AIM OF THE TASK:
Every line containing the word "data" must be pulled from the records.

- - - - - - -

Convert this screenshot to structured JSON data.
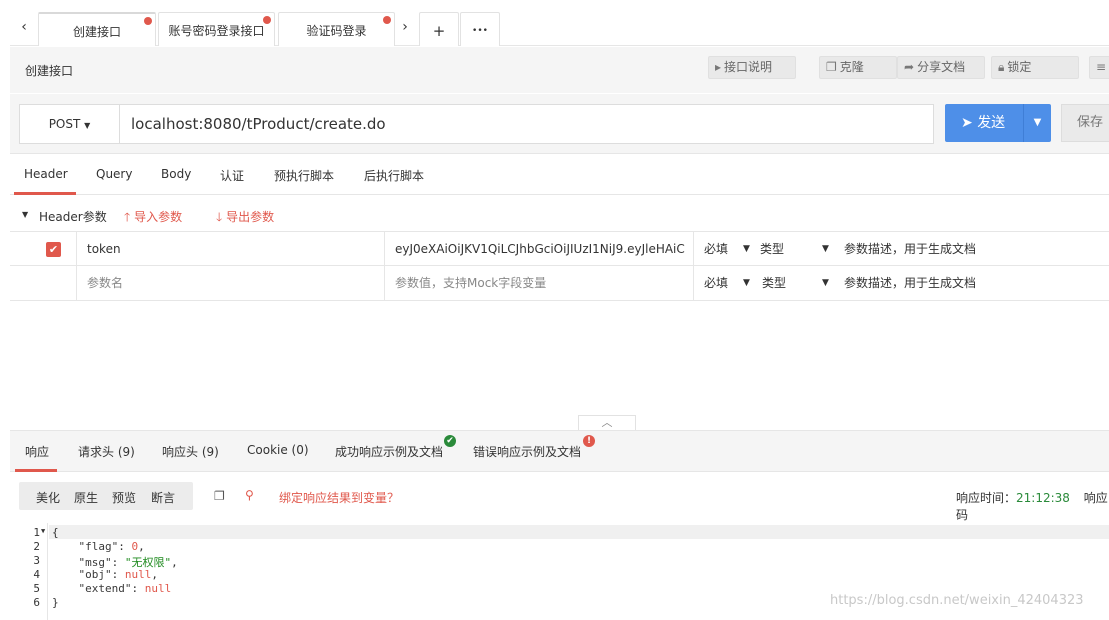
{
  "tabs": [
    {
      "label": "创建接口",
      "active": true
    },
    {
      "label": "账号密码登录接口",
      "active": false
    },
    {
      "label": "验证码登录",
      "active": false
    }
  ],
  "tab_tools": {
    "prev": "‹",
    "next": "›",
    "add": "+",
    "more": "•••"
  },
  "toolbar": {
    "title": "创建接口",
    "buttons": [
      "接口说明",
      "克隆",
      "分享文档",
      "锁定"
    ]
  },
  "request": {
    "method": "POST",
    "url": "localhost:8080/tProduct/create.do",
    "send_label": "发送",
    "save_label": "保存"
  },
  "req_tabs": [
    "Header",
    "Query",
    "Body",
    "认证",
    "预执行脚本",
    "后执行脚本"
  ],
  "header_section": {
    "label": "Header参数",
    "import": "导入参数",
    "export": "导出参数"
  },
  "params": [
    {
      "name": "token",
      "value": "eyJ0eXAiOiJKV1QiLCJhbGciOiJIUzI1NiJ9.eyJleHAiC",
      "required": "必填",
      "type": "类型",
      "desc": "参数描述，用于生成文档"
    },
    {
      "name": "参数名",
      "value": "参数值，支持Mock字段变量",
      "required": "必填",
      "type": "类型",
      "desc": "参数描述，用于生成文档"
    }
  ],
  "resp_tabs": [
    "响应",
    "请求头 (9)",
    "响应头 (9)",
    "Cookie (0)",
    "成功响应示例及文档",
    "错误响应示例及文档"
  ],
  "resp_view": [
    "美化",
    "原生",
    "预览",
    "断言"
  ],
  "bind_var": "绑定响应结果到变量？",
  "resp_time_label": "响应时间：",
  "resp_time_value": "21:12:38",
  "resp_code_label": "响应码",
  "code_lines": [
    "1",
    "2",
    "3",
    "4",
    "5",
    "6"
  ],
  "code": {
    "flag_key": "\"flag\"",
    "flag_val": "0",
    "msg_key": "\"msg\"",
    "msg_val": "\"无权限\"",
    "obj_key": "\"obj\"",
    "obj_val": "null",
    "extend_key": "\"extend\"",
    "extend_val": "null"
  },
  "watermark": "https://blog.csdn.net/weixin_42404323",
  "colors": {
    "accent": "#e0584c",
    "primary": "#4e8fe8",
    "success": "#2a8a3a"
  }
}
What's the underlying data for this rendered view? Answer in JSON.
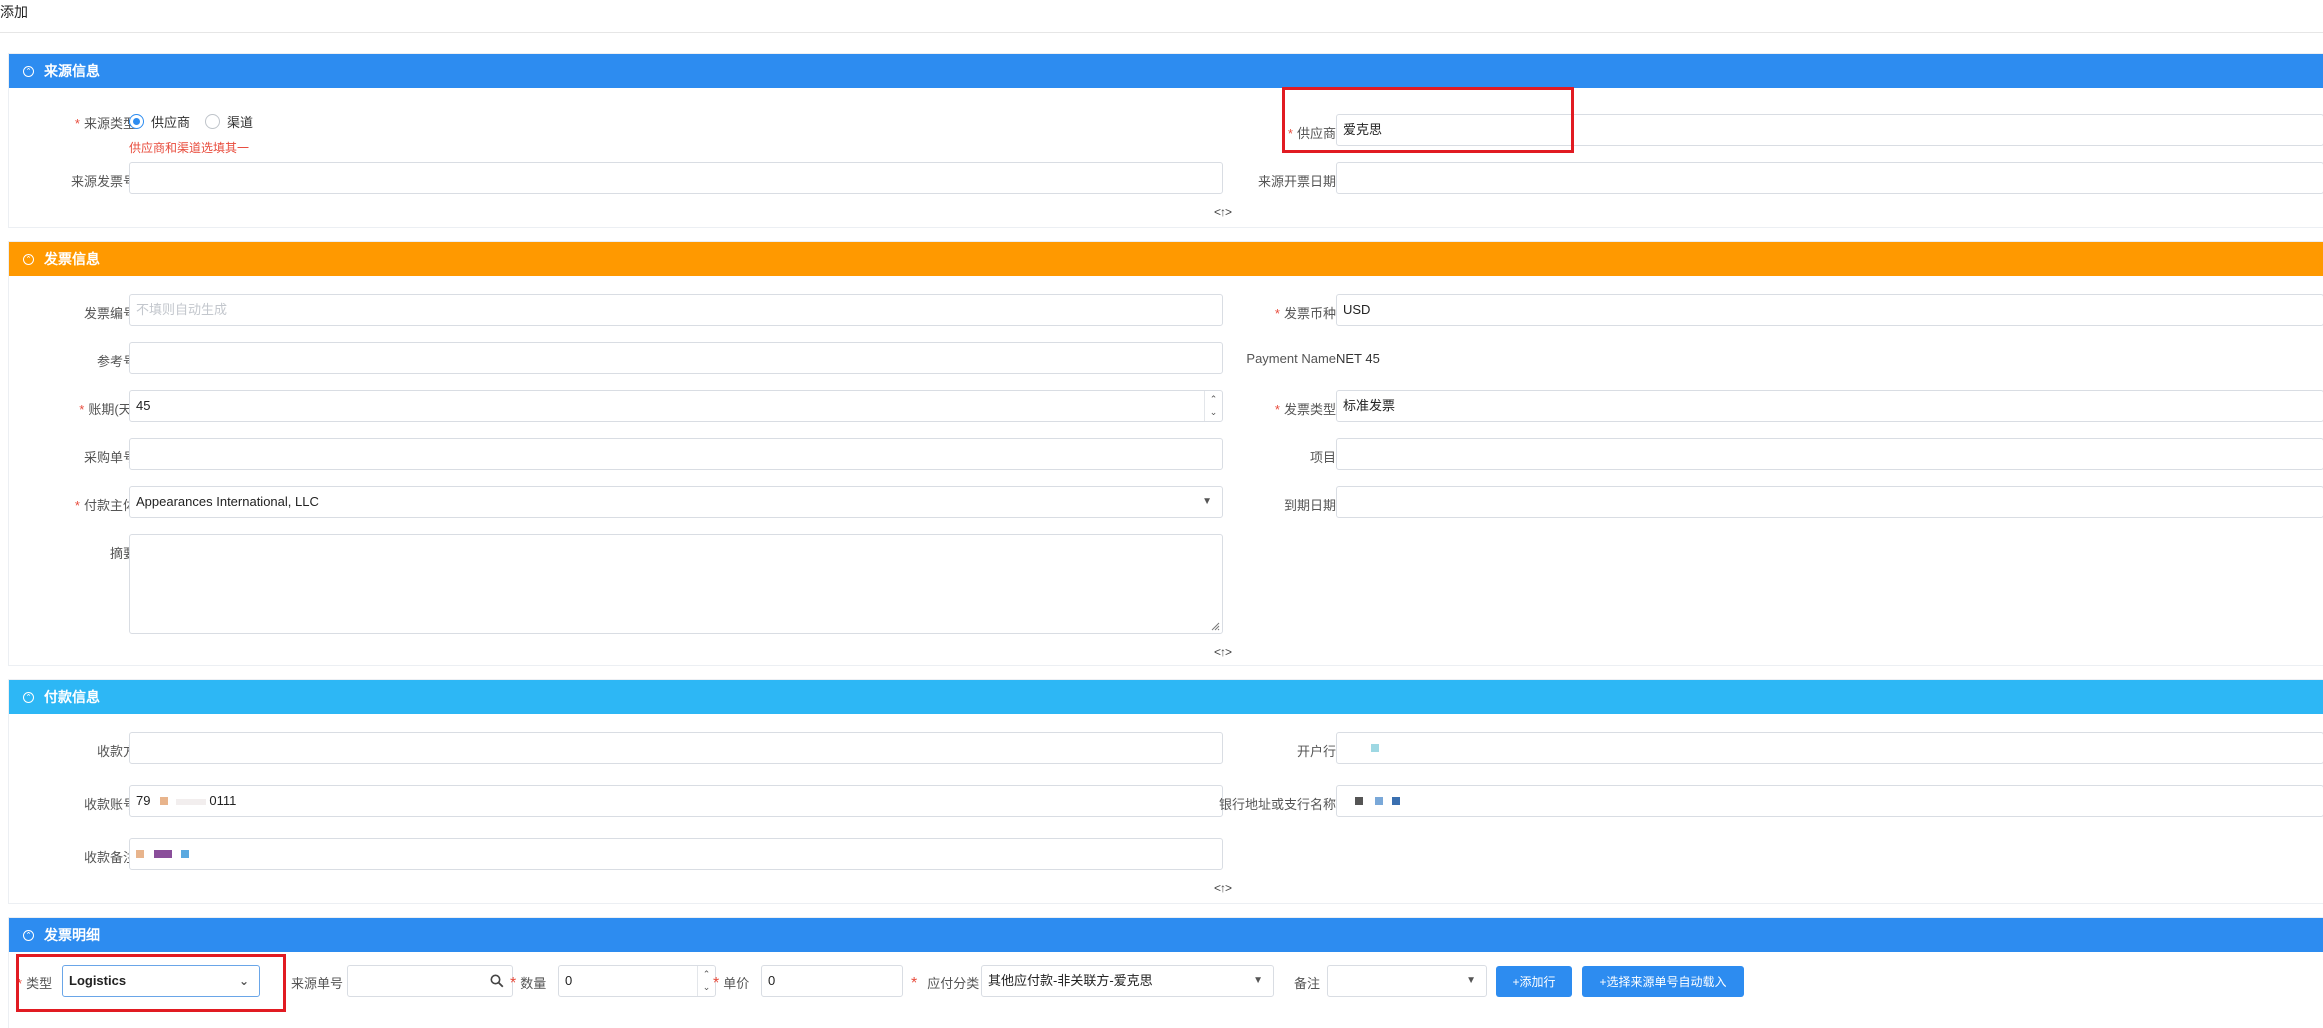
{
  "page": {
    "title": "添加"
  },
  "colors": {
    "source": "#2d8cf0",
    "invoice": "#ff9900",
    "payment": "#2db7f5",
    "detail": "#2d8cf0",
    "required": "#e84c3d",
    "highlight": "#e11b22"
  },
  "collapse_label": "<↑>",
  "source_section": {
    "title": "来源信息",
    "source_type_label": "来源类型",
    "options": [
      "供应商",
      "渠道"
    ],
    "selected_option": "供应商",
    "validation_msg": "供应商和渠道选填其一",
    "supplier_label": "供应商",
    "supplier_value": "爱克思",
    "source_invoice_no_label": "来源发票号",
    "source_invoice_no_value": "",
    "source_invoice_date_label": "来源开票日期",
    "source_invoice_date_value": ""
  },
  "invoice_section": {
    "title": "发票信息",
    "invoice_no_label": "发票编号",
    "invoice_no_placeholder": "不填则自动生成",
    "currency_label": "发票币种",
    "currency_value": "USD",
    "ref_no_label": "参考号",
    "ref_no_value": "",
    "payment_name_label": "Payment Name",
    "payment_name_value": "NET 45",
    "term_label": "账期(天)",
    "term_value": "45",
    "invoice_type_label": "发票类型",
    "invoice_type_value": "标准发票",
    "po_no_label": "采购单号",
    "po_no_value": "",
    "project_label": "项目",
    "project_value": "",
    "payer_label": "付款主体",
    "payer_value": "Appearances International, LLC",
    "due_date_label": "到期日期",
    "due_date_value": "",
    "summary_label": "摘要",
    "summary_value": ""
  },
  "payment_section": {
    "title": "付款信息",
    "payee_label": "收款方",
    "payee_value": "",
    "bank_label": "开户行",
    "bank_value": "",
    "account_label": "收款账号",
    "account_value_start": "79",
    "account_value_end": "0111",
    "bank_address_label": "银行地址或支行名称",
    "bank_address_value": "",
    "remark_label": "收款备注",
    "remark_value": ""
  },
  "detail_section": {
    "title": "发票明细",
    "type_label": "类型",
    "type_value": "Logistics",
    "source_no_label": "来源单号",
    "source_no_value": "",
    "qty_label": "数量",
    "qty_value": "0",
    "price_label": "单价",
    "price_value": "0",
    "category_label": "应付分类",
    "category_value": "其他应付款-非关联方-爱克思",
    "note_label": "备注",
    "note_value": "",
    "add_row_label": "+添加行",
    "auto_load_label": "+选择来源单号自动载入"
  }
}
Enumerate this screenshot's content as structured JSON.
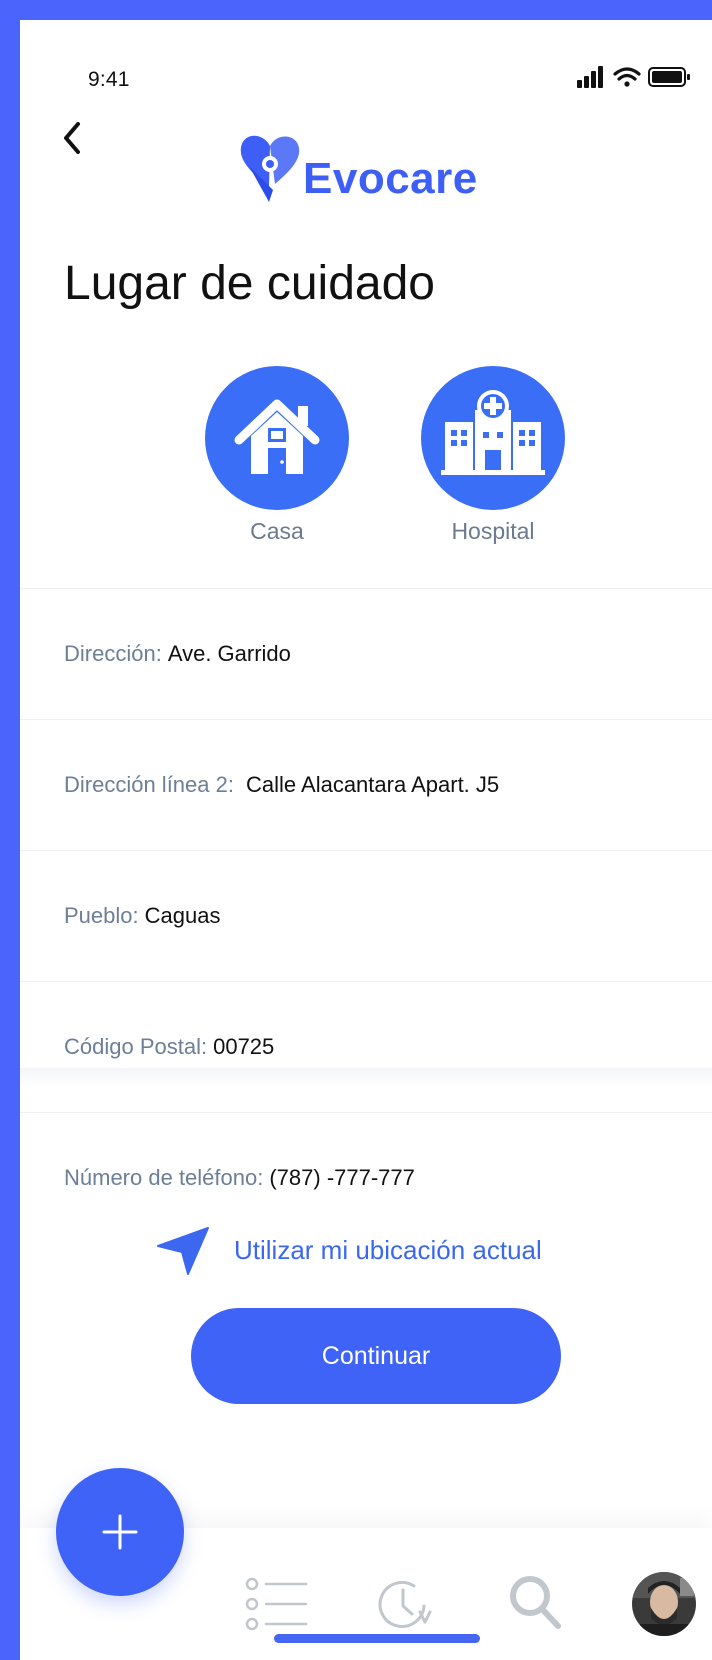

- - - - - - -

TASK SOLUTION:
Convert this screenshot to structured JSON data.
What's the underlying data for this rendered view? Answer in JSON.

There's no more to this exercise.